Economist, sociologist, founder of the Creative Class Group and one of the world's leading urbanistsBiography:
American urban studies theorist focusing on social and economic theory. He is a professor at the Rotman School of Management at the University of Toronto and a Distinguished Fellow at NYU's School of Professional Studies.
Florida taught at Carnegie Mellon University's Heinz College in Pittsburgh from 1987 to 2005, before moving to George Mason University's School of Public Policy, where he taught for two years. He was named a Senior Editor at The Atlantic in March 2011 after serving as a correspondent for TheAtlantic.com for a year.
Florida's early work focused on innovation by manufacturers, including the continuous-improvement systems implemented by such automakers as Toyota.
Florida is best known for his concept of the creative class and its implications for urban regeneration. This idea was expressed in Florida's best-selling books The Rise of the Creative Class (2002), Cities and the Creative Class, and The Flight of the Creative Class, and later published a book focusing on the issues surrounding urban renewal and talent migration, titled Who's Your City?
Florida's theory asserts that metropolitan regions with high concentrations of technology workers, artists, musicians, lesbians and gay men, and a group he describes as "high bohemians", exhibit a higher level of economic development.The speaker talks about:

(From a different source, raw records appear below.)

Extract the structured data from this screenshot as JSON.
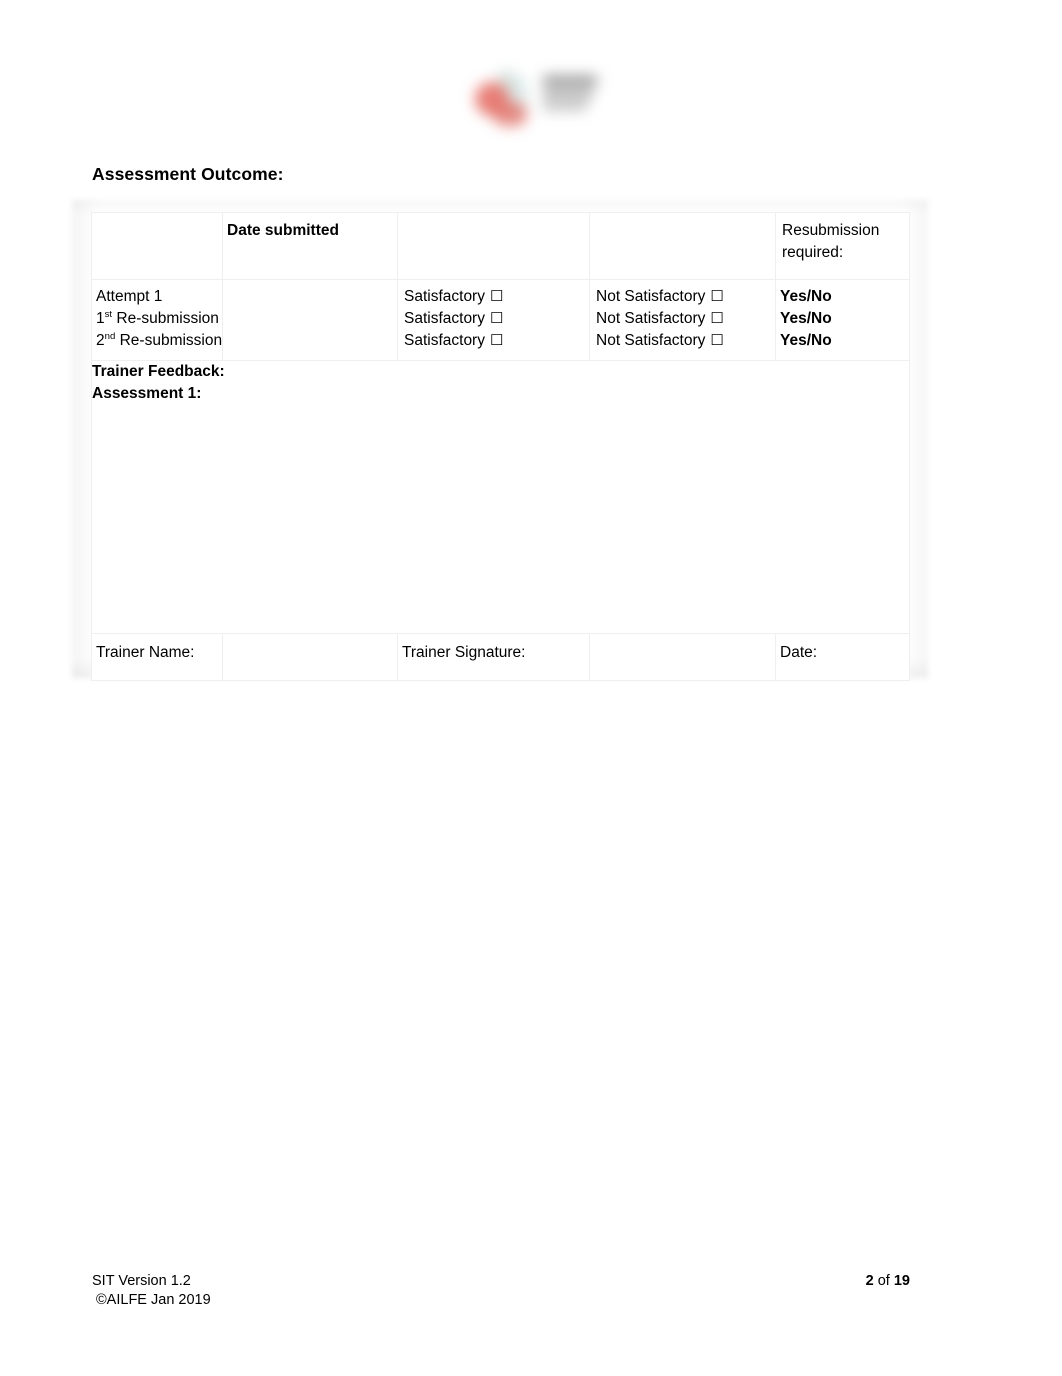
{
  "document": {
    "heading": "Assessment Outcome:"
  },
  "logo": {
    "name": "organisation-logo"
  },
  "table": {
    "header": {
      "col_attempt": "",
      "col_date_submitted": "Date submitted",
      "col_satisfactory": "",
      "col_not_satisfactory": "",
      "col_resubmission": "Resubmission required:"
    },
    "rows": [
      {
        "attempt": "Attempt 1",
        "attempt_ordinal": "",
        "attempt_sup": "",
        "date_submitted": "",
        "satisfactory_label": "Satisfactory",
        "satisfactory_checkbox": "☐",
        "not_satisfactory_label": "Not Satisfactory",
        "not_satisfactory_checkbox": "☐",
        "resubmission": "Yes/No"
      },
      {
        "attempt": "",
        "attempt_ordinal": "1",
        "attempt_sup": "st",
        "attempt_rest": "  Re-submission",
        "date_submitted": "",
        "satisfactory_label": "Satisfactory",
        "satisfactory_checkbox": "☐",
        "not_satisfactory_label": "Not Satisfactory",
        "not_satisfactory_checkbox": "☐",
        "resubmission": "Yes/No"
      },
      {
        "attempt": "",
        "attempt_ordinal": "2",
        "attempt_sup": "nd",
        "attempt_rest": " Re-submission",
        "date_submitted": "",
        "satisfactory_label": "Satisfactory",
        "satisfactory_checkbox": "☐",
        "not_satisfactory_label": "Not Satisfactory",
        "not_satisfactory_checkbox": "☐",
        "resubmission": "Yes/No"
      }
    ],
    "feedback": {
      "label_line1": "Trainer Feedback:",
      "label_line2": "Assessment 1:",
      "value": ""
    },
    "signature_row": {
      "trainer_name_label": "Trainer Name:",
      "trainer_name_value": "",
      "trainer_signature_label": "Trainer Signature:",
      "trainer_signature_value": "",
      "date_label": "Date:",
      "date_value": ""
    }
  },
  "footer": {
    "version": "SIT Version 1.2",
    "copyright": "©AILFE Jan 2019",
    "page_current": "2",
    "page_of": " of ",
    "page_total": "19"
  }
}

Combining in-depth analysis, cutting-edge trends, compelling personal stories and a touch of humor, keynote speaker Richard Florida presents his insights into how creativity and the Creative Class are revolutionizing the global economy. His various presentations examine how this new economy can reverse the growing inequality plaguing 21st century America and what communities can do to ensure their city is a vibrant flourishing entity that attracts top talent.